What the exercise asks: Tally up the lines below that include the word "name". Answer with the number alone.

◇ ◇ ◇ ◇ ◇

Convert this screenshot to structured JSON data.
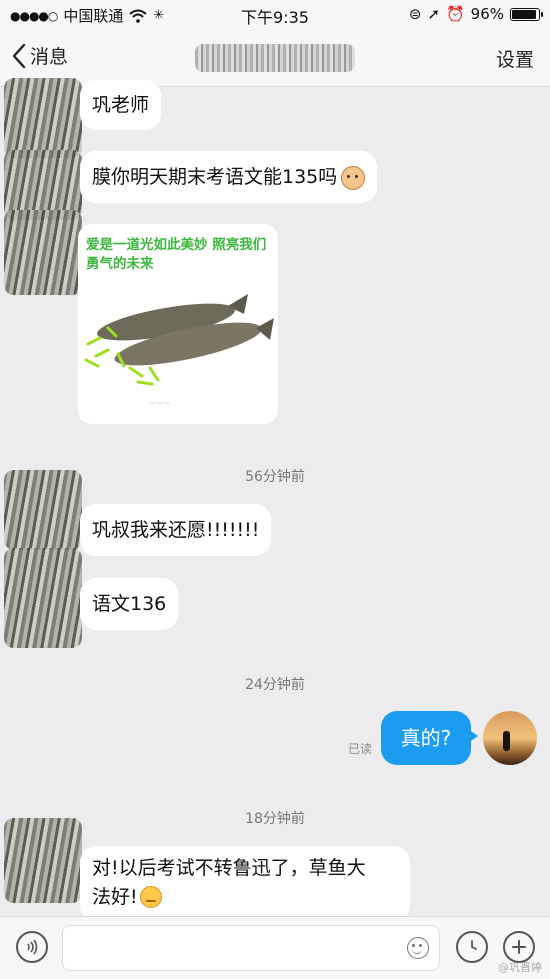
{
  "status_bar": {
    "carrier": "中国联通",
    "time": "下午9:35",
    "battery": "96%",
    "battery_level": 0.96
  },
  "nav": {
    "back_label": "消息",
    "settings_label": "设置"
  },
  "messages": [
    {
      "text": "巩老师"
    },
    {
      "text": "膜你明天期末考语文能135吗"
    },
    {
      "sticker_caption": "爱是一道光如此美妙 照亮我们勇气的未来"
    },
    {
      "time": "56分钟前"
    },
    {
      "text": "巩叔我来还愿!!!!!!!"
    },
    {
      "text": "语文136"
    },
    {
      "time": "24分钟前"
    },
    {
      "text": "真的?",
      "read_label": "已读"
    },
    {
      "time": "18分钟前"
    },
    {
      "text_line1": "对!以后考试不转鲁迅了，草鱼大",
      "text_line2": "法好!"
    }
  ],
  "footer": {
    "watermark": "@巩晋婷"
  },
  "icons": [
    "back-icon",
    "wifi-icon",
    "location-icon",
    "alarm-icon",
    "battery-icon",
    "voice-icon",
    "smile-icon",
    "clock-icon",
    "plus-icon"
  ],
  "colors": {
    "accent": "#1c9cf1",
    "background": "#ececef",
    "bubble": "#ffffff"
  }
}
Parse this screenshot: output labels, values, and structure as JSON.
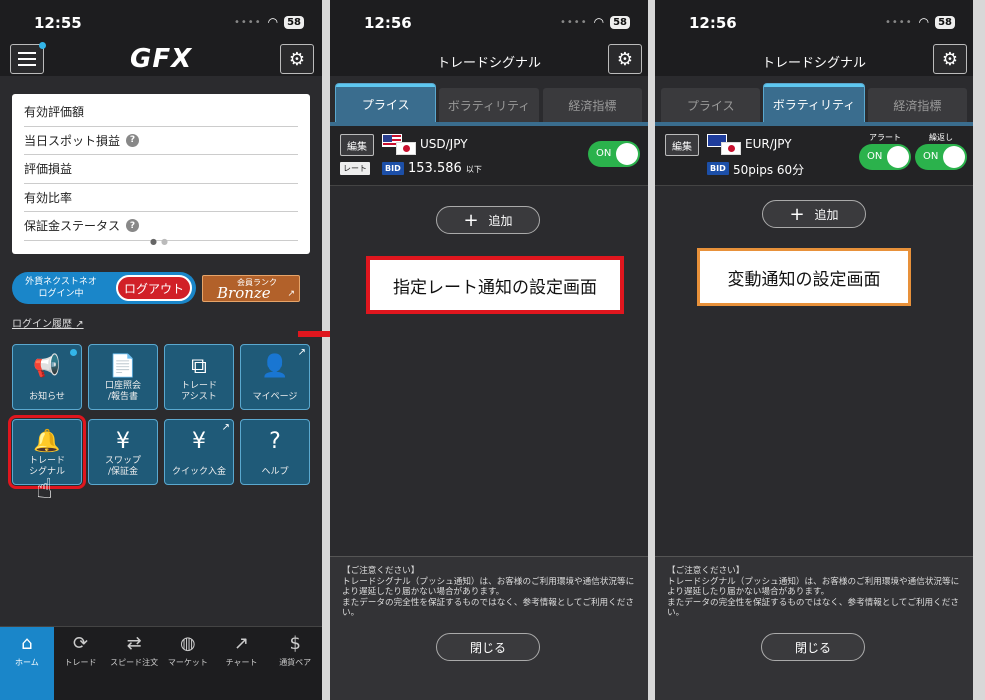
{
  "status": {
    "time1": "12:55",
    "time2": "12:56",
    "time3": "12:56",
    "battery": "58"
  },
  "colors": {
    "accent": "#1a86c9",
    "logout": "#d12027",
    "toggle_on": "#2bb24c",
    "callout_red": "#e0161e",
    "callout_orange": "#e8913a"
  },
  "home": {
    "logo": "GFX",
    "summary_rows": [
      {
        "label": "有効評価額",
        "help": false
      },
      {
        "label": "当日スポット損益",
        "help": true
      },
      {
        "label": "評価損益",
        "help": false
      },
      {
        "label": "有効比率",
        "help": false
      },
      {
        "label": "保証金ステータス",
        "help": true
      }
    ],
    "login_text_1": "外貨ネクストネオ",
    "login_text_2": "ログイン中",
    "logout_label": "ログアウト",
    "rank_label": "会員ランク",
    "rank_value": "Bronze",
    "login_history": "ログイン履歴",
    "tiles": [
      {
        "label": "お知らせ",
        "icon": "megaphone-icon",
        "glyph": "📢"
      },
      {
        "label": "口座照会\n/報告書",
        "icon": "report-icon",
        "glyph": "📄"
      },
      {
        "label": "トレード\nアシスト",
        "icon": "trade-assist-icon",
        "glyph": "⧉"
      },
      {
        "label": "マイページ",
        "icon": "person-icon",
        "glyph": "👤"
      },
      {
        "label": "トレード\nシグナル",
        "icon": "bell-icon",
        "glyph": "🔔"
      },
      {
        "label": "スワップ\n/保証金",
        "icon": "swap-coin-icon",
        "glyph": "¥"
      },
      {
        "label": "クイック入金",
        "icon": "quick-deposit-icon",
        "glyph": "¥"
      },
      {
        "label": "ヘルプ",
        "icon": "help-icon",
        "glyph": "?"
      }
    ],
    "tabbar": [
      {
        "label": "ホーム",
        "icon": "home-icon",
        "glyph": "⌂"
      },
      {
        "label": "トレード",
        "icon": "trade-icon",
        "glyph": "⟳"
      },
      {
        "label": "スピード注文",
        "icon": "speed-order-icon",
        "glyph": "⇄"
      },
      {
        "label": "マーケット",
        "icon": "globe-icon",
        "glyph": "◍"
      },
      {
        "label": "チャート",
        "icon": "chart-icon",
        "glyph": "↗"
      },
      {
        "label": "通貨ペア",
        "icon": "currency-pair-icon",
        "glyph": "$"
      }
    ]
  },
  "signal": {
    "title": "トレードシグナル",
    "tabs": [
      "プライス",
      "ボラティリティ",
      "経済指標"
    ],
    "edit": "編集",
    "add": "追加",
    "close": "閉じる",
    "price_row": {
      "pair": "USD/JPY",
      "rate_tag": "レート",
      "bid_tag": "BID",
      "rate": "153.586",
      "cond": "以下",
      "toggle": "ON"
    },
    "vol_row": {
      "pair": "EUR/JPY",
      "bid_tag": "BID",
      "detail": "50pips 60分",
      "alert_label": "アラート",
      "repeat_label": "繰返し",
      "toggle1": "ON",
      "toggle2": "ON"
    },
    "callout_price": "指定レート通知の設定画面",
    "callout_vol": "変動通知の設定画面",
    "notice": "【ご注意ください】\nトレードシグナル（プッシュ通知）は、お客様のご利用環境や通信状況等により遅延したり届かない場合があります。\nまたデータの完全性を保証するものではなく、参考情報としてご利用ください。"
  }
}
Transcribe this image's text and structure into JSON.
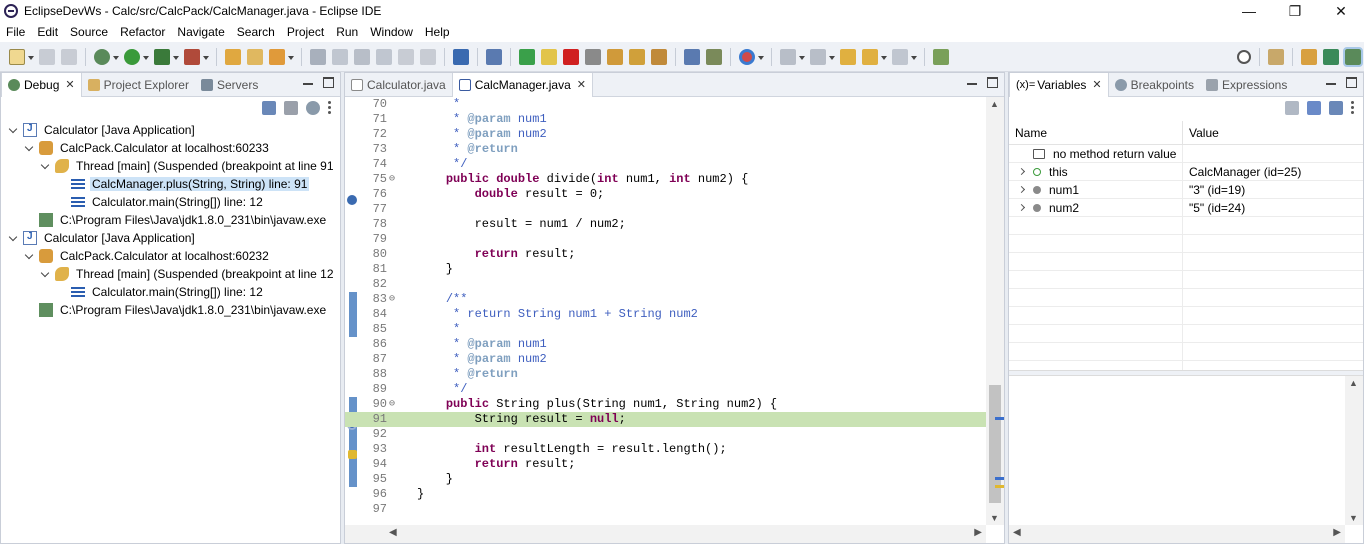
{
  "window": {
    "title": "EclipseDevWs - Calc/src/CalcPack/CalcManager.java - Eclipse IDE",
    "minimize": "—",
    "restore": "❐",
    "close": "✕"
  },
  "menu": [
    "File",
    "Edit",
    "Source",
    "Refactor",
    "Navigate",
    "Search",
    "Project",
    "Run",
    "Window",
    "Help"
  ],
  "left_panel": {
    "tabs": [
      {
        "label": "Debug",
        "active": true
      },
      {
        "label": "Project Explorer",
        "active": false
      },
      {
        "label": "Servers",
        "active": false
      }
    ],
    "tree": [
      {
        "level": 0,
        "icon": "app",
        "label": "Calculator [Java Application]",
        "twisty": true,
        "selected": false
      },
      {
        "level": 1,
        "icon": "vm",
        "label": "CalcPack.Calculator at localhost:60233",
        "twisty": true,
        "selected": false
      },
      {
        "level": 2,
        "icon": "thread",
        "label": "Thread [main] (Suspended (breakpoint at line 91",
        "twisty": true,
        "selected": false
      },
      {
        "level": 3,
        "icon": "frame",
        "label": "CalcManager.plus(String, String) line: 91",
        "twisty": false,
        "selected": true
      },
      {
        "level": 3,
        "icon": "frame",
        "label": "Calculator.main(String[]) line: 12",
        "twisty": false,
        "selected": false
      },
      {
        "level": 1,
        "icon": "proc",
        "label": "C:\\Program Files\\Java\\jdk1.8.0_231\\bin\\javaw.exe",
        "twisty": false,
        "selected": false
      },
      {
        "level": 0,
        "icon": "app",
        "label": "Calculator [Java Application]",
        "twisty": true,
        "selected": false
      },
      {
        "level": 1,
        "icon": "vm",
        "label": "CalcPack.Calculator at localhost:60232",
        "twisty": true,
        "selected": false
      },
      {
        "level": 2,
        "icon": "thread",
        "label": "Thread [main] (Suspended (breakpoint at line 12",
        "twisty": true,
        "selected": false
      },
      {
        "level": 3,
        "icon": "frame",
        "label": "Calculator.main(String[]) line: 12",
        "twisty": false,
        "selected": false
      },
      {
        "level": 1,
        "icon": "proc",
        "label": "C:\\Program Files\\Java\\jdk1.8.0_231\\bin\\javaw.exe",
        "twisty": false,
        "selected": false
      }
    ]
  },
  "editor": {
    "tabs": [
      {
        "label": "Calculator.java",
        "active": false
      },
      {
        "label": "CalcManager.java",
        "active": true
      }
    ],
    "current_line": 91,
    "lines": [
      {
        "n": "70",
        "fold": "",
        "html": "     <span class=\"cm\">*</span>"
      },
      {
        "n": "71",
        "fold": "",
        "html": "     <span class=\"cm\">* </span><span class=\"jd\">@param</span><span class=\"cm\"> num1</span>"
      },
      {
        "n": "72",
        "fold": "",
        "html": "     <span class=\"cm\">* </span><span class=\"jd\">@param</span><span class=\"cm\"> num2</span>"
      },
      {
        "n": "73",
        "fold": "",
        "html": "     <span class=\"cm\">* </span><span class=\"jd\">@return</span>"
      },
      {
        "n": "74",
        "fold": "",
        "html": "     <span class=\"cm\">*/</span>"
      },
      {
        "n": "75",
        "fold": "⊖",
        "html": "    <span class=\"kw\">public double</span> divide(<span class=\"kw\">int</span> num1, <span class=\"kw\">int</span> num2) {"
      },
      {
        "n": "76",
        "fold": "",
        "html": "        <span class=\"kw\">double</span> result = 0;"
      },
      {
        "n": "77",
        "fold": "",
        "html": ""
      },
      {
        "n": "78",
        "fold": "",
        "html": "        result = num1 / num2;"
      },
      {
        "n": "79",
        "fold": "",
        "html": ""
      },
      {
        "n": "80",
        "fold": "",
        "html": "        <span class=\"kw\">return</span> result;"
      },
      {
        "n": "81",
        "fold": "",
        "html": "    }"
      },
      {
        "n": "82",
        "fold": "",
        "html": ""
      },
      {
        "n": "83",
        "fold": "⊖",
        "html": "    <span class=\"cm\">/**</span>"
      },
      {
        "n": "84",
        "fold": "",
        "html": "     <span class=\"cm\">* return String num1 + String num2</span>"
      },
      {
        "n": "85",
        "fold": "",
        "html": "     <span class=\"cm\">*</span>"
      },
      {
        "n": "86",
        "fold": "",
        "html": "     <span class=\"cm\">* </span><span class=\"jd\">@param</span><span class=\"cm\"> num1</span>"
      },
      {
        "n": "87",
        "fold": "",
        "html": "     <span class=\"cm\">* </span><span class=\"jd\">@param</span><span class=\"cm\"> num2</span>"
      },
      {
        "n": "88",
        "fold": "",
        "html": "     <span class=\"cm\">* </span><span class=\"jd\">@return</span>"
      },
      {
        "n": "89",
        "fold": "",
        "html": "     <span class=\"cm\">*/</span>"
      },
      {
        "n": "90",
        "fold": "⊖",
        "html": "    <span class=\"kw\">public</span> String plus(String num1, String num2) {"
      },
      {
        "n": "91",
        "fold": "",
        "html": "        String result = <span class=\"kw\">null</span>;"
      },
      {
        "n": "92",
        "fold": "",
        "html": ""
      },
      {
        "n": "93",
        "fold": "",
        "html": "        <span class=\"kw\">int</span> resultLength = result.length();"
      },
      {
        "n": "94",
        "fold": "",
        "html": "        <span class=\"kw\">return</span> result;"
      },
      {
        "n": "95",
        "fold": "",
        "html": "    }"
      },
      {
        "n": "96",
        "fold": "",
        "html": "}"
      },
      {
        "n": "97",
        "fold": "",
        "html": ""
      }
    ]
  },
  "right_panel": {
    "tabs": [
      {
        "label": "Variables",
        "prefix": "(x)=",
        "active": true
      },
      {
        "label": "Breakpoints",
        "prefix": "",
        "active": false
      },
      {
        "label": "Expressions",
        "prefix": "",
        "active": false
      }
    ],
    "columns": {
      "name": "Name",
      "value": "Value"
    },
    "variables": [
      {
        "expandable": false,
        "icon": "ret",
        "name": "no method return value",
        "value": ""
      },
      {
        "expandable": true,
        "icon": "pub",
        "name": "this",
        "value": "CalcManager  (id=25)"
      },
      {
        "expandable": true,
        "icon": "loc",
        "name": "num1",
        "value": "\"3\" (id=19)"
      },
      {
        "expandable": true,
        "icon": "loc",
        "name": "num2",
        "value": "\"5\" (id=24)"
      }
    ],
    "empty_rows": 10
  }
}
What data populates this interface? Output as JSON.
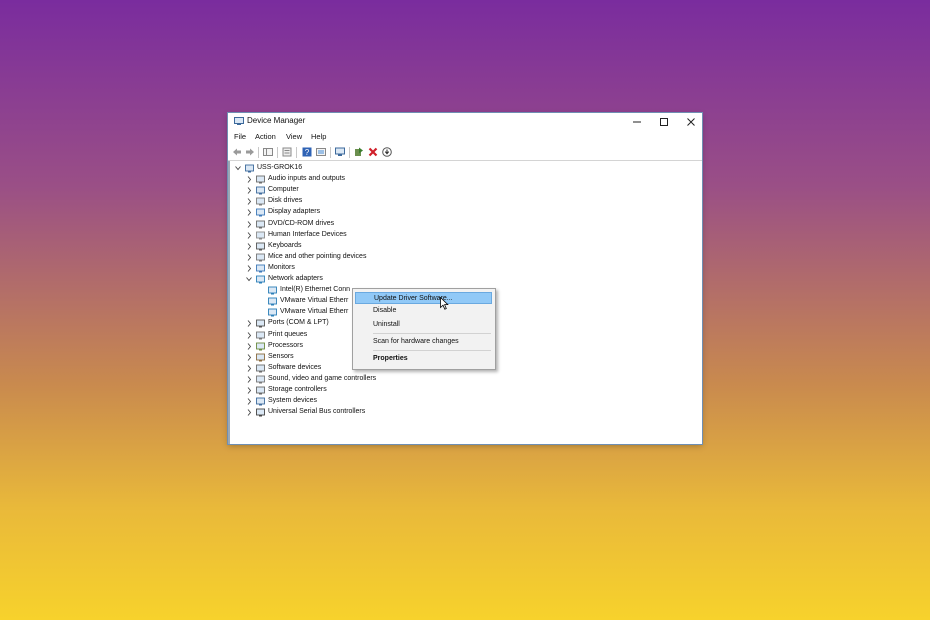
{
  "window": {
    "title": "Device Manager",
    "controls": {
      "minimize": "—",
      "maximize": "☐",
      "close": "✕"
    }
  },
  "menu": [
    "File",
    "Action",
    "View",
    "Help"
  ],
  "toolbar": {
    "icons": [
      "back-arrow-icon",
      "forward-arrow-icon",
      "show-hide-tree-icon",
      "properties-icon",
      "help-icon",
      "view-icon",
      "monitor-scan-icon",
      "update-driver-icon",
      "uninstall-icon",
      "download-icon"
    ]
  },
  "tree": {
    "root": "USS-GROK16",
    "categories": [
      "Audio inputs and outputs",
      "Computer",
      "Disk drives",
      "Display adapters",
      "DVD/CD-ROM drives",
      "Human Interface Devices",
      "Keyboards",
      "Mice and other pointing devices",
      "Monitors",
      "Network adapters",
      "Ports (COM & LPT)",
      "Print queues",
      "Processors",
      "Sensors",
      "Software devices",
      "Sound, video and game controllers",
      "Storage controllers",
      "System devices",
      "Universal Serial Bus controllers"
    ],
    "network_children": [
      "Intel(R) Ethernet Conn",
      "VMware Virtual Etherr",
      "VMware Virtual Etherr"
    ]
  },
  "context_menu": {
    "items": [
      "Update Driver Software...",
      "Disable",
      "Uninstall",
      "Scan for hardware changes",
      "Properties"
    ],
    "highlighted_index": 0
  },
  "colors": {
    "menu_highlight": "#91c9f7",
    "background_top": "#7a2c9e",
    "background_bottom": "#f7d22c"
  }
}
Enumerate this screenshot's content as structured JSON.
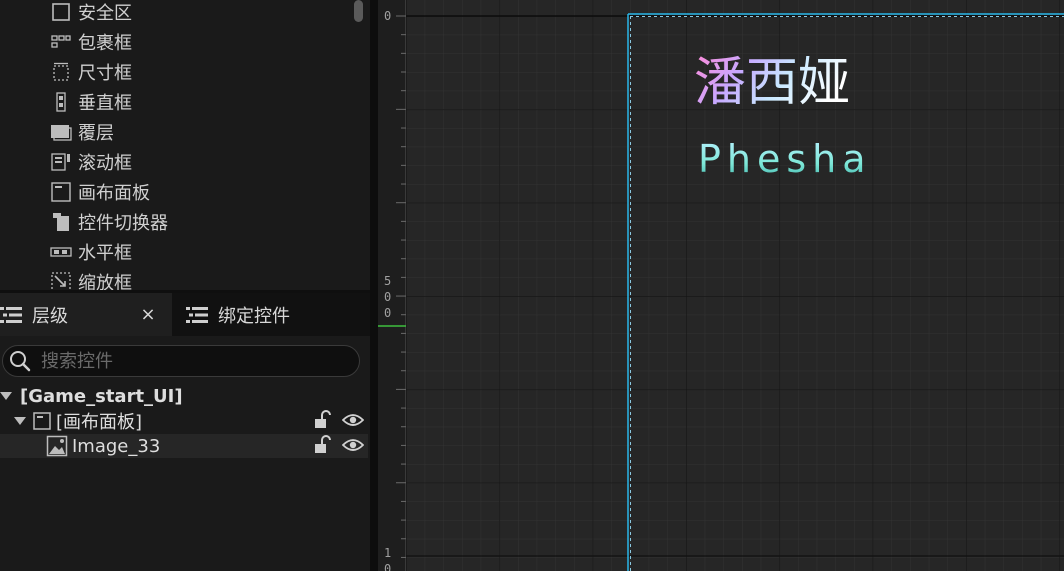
{
  "palette": {
    "items": [
      {
        "label": "安全区",
        "icon": "safe-zone-icon"
      },
      {
        "label": "包裹框",
        "icon": "wrap-box-icon"
      },
      {
        "label": "尺寸框",
        "icon": "size-box-icon"
      },
      {
        "label": "垂直框",
        "icon": "vertical-box-icon"
      },
      {
        "label": "覆层",
        "icon": "overlay-icon"
      },
      {
        "label": "滚动框",
        "icon": "scroll-box-icon"
      },
      {
        "label": "画布面板",
        "icon": "canvas-panel-icon"
      },
      {
        "label": "控件切换器",
        "icon": "widget-switcher-icon"
      },
      {
        "label": "水平框",
        "icon": "horizontal-box-icon"
      },
      {
        "label": "缩放框",
        "icon": "scale-box-icon"
      }
    ]
  },
  "tabs": {
    "hierarchy": "层级",
    "close": "×",
    "bindings": "绑定控件"
  },
  "search": {
    "placeholder": "搜索控件"
  },
  "tree": {
    "root": "[Game_start_UI]",
    "canvas": "[画布面板]",
    "image": "Image_33"
  },
  "ruler": {
    "top": "0",
    "mid": [
      "5",
      "0",
      "0"
    ],
    "bottom": [
      "1",
      "0"
    ]
  },
  "canvas_content": {
    "title_cn": "潘西娅",
    "title_en": "Phesha"
  },
  "colors": {
    "selection_outline": "#29b6e8",
    "ruler_marker": "#3fbf3f",
    "gradient_pink": "#ff8ad8",
    "gradient_cyan": "#7ee8d8"
  }
}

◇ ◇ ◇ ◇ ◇

Response: 5